Entries from a dataset of interfaces
╔══

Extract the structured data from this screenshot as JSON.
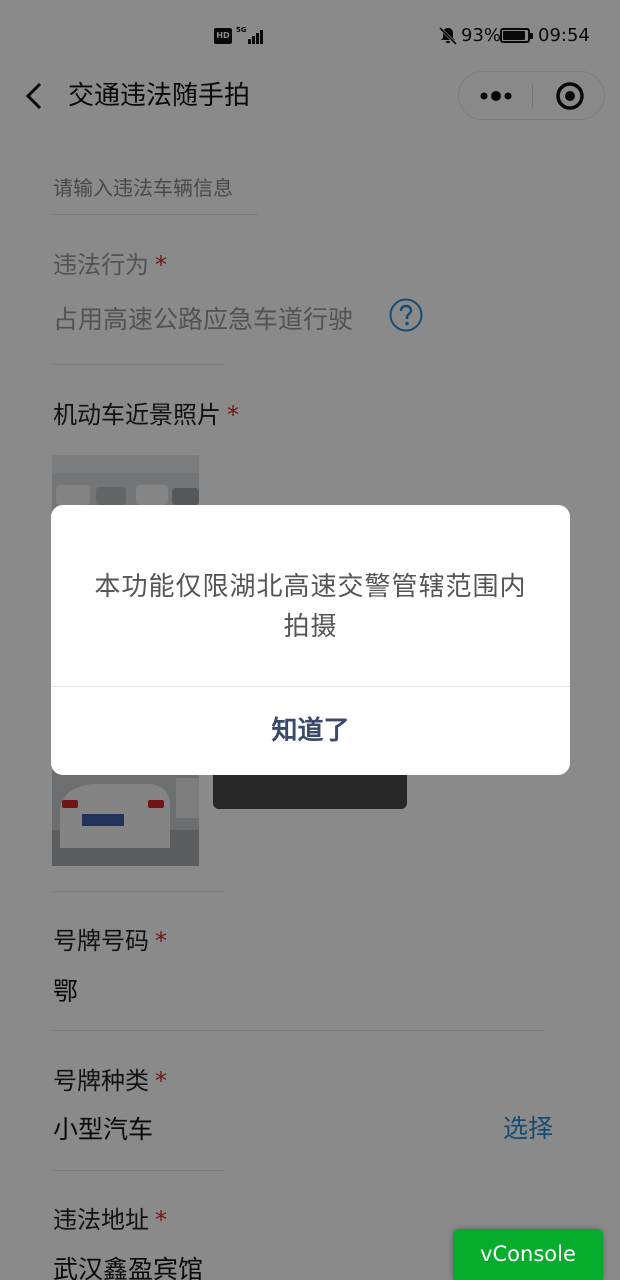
{
  "status_bar": {
    "hd_label": "HD",
    "network_label": "5G",
    "battery_percent": "93%",
    "battery_level": 0.93,
    "time": "09:54"
  },
  "nav": {
    "title": "交通违法随手拍",
    "icons": {
      "back": "chevron-left-icon",
      "more": "more-dots-icon",
      "close": "target-circle-icon"
    }
  },
  "form": {
    "vehicle_info_hint": "请输入违法车辆信息",
    "violation": {
      "label": "违法行为",
      "required_mark": "*",
      "value": "占用高速公路应急车道行驶"
    },
    "photo": {
      "label": "机动车近景照片",
      "required_mark": "*"
    },
    "plate_number": {
      "label": "号牌号码",
      "required_mark": "*",
      "value": "鄂"
    },
    "plate_type": {
      "label": "号牌种类",
      "required_mark": "*",
      "value": "小型汽车",
      "choose_label": "选择"
    },
    "address": {
      "label": "违法地址",
      "required_mark": "*",
      "value": "武汉鑫盈宾馆"
    }
  },
  "dialog": {
    "message": "本功能仅限湖北高速交警管辖范围内拍摄",
    "confirm_label": "知道了"
  },
  "vconsole_label": "vConsole",
  "colors": {
    "accent_link": "#2a8bd6",
    "required": "#d42b2b",
    "vconsole": "#06ad2c",
    "dialog_button": "#3a4a6b"
  }
}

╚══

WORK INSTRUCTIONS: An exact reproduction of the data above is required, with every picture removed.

SOLUTION:
Extract the structured data from this screenshot as JSON.
{
  "status_bar": {
    "hd_label": "HD",
    "network_label": "5G",
    "battery_percent": "93%",
    "battery_level": 0.93,
    "time": "09:54"
  },
  "nav": {
    "title": "交通违法随手拍",
    "icons": {
      "back": "chevron-left-icon",
      "more": "more-dots-icon",
      "close": "target-circle-icon"
    }
  },
  "form": {
    "vehicle_info_hint": "请输入违法车辆信息",
    "violation": {
      "label": "违法行为",
      "required_mark": "*",
      "value": "占用高速公路应急车道行驶"
    },
    "photo": {
      "label": "机动车近景照片",
      "required_mark": "*"
    },
    "plate_number": {
      "label": "号牌号码",
      "required_mark": "*",
      "value": "鄂"
    },
    "plate_type": {
      "label": "号牌种类",
      "required_mark": "*",
      "value": "小型汽车",
      "choose_label": "选择"
    },
    "address": {
      "label": "违法地址",
      "required_mark": "*",
      "value": "武汉鑫盈宾馆"
    }
  },
  "dialog": {
    "message": "本功能仅限湖北高速交警管辖范围内拍摄",
    "confirm_label": "知道了"
  },
  "vconsole_label": "vConsole",
  "colors": {
    "accent_link": "#2a8bd6",
    "required": "#d42b2b",
    "vconsole": "#06ad2c",
    "dialog_button": "#3a4a6b"
  }
}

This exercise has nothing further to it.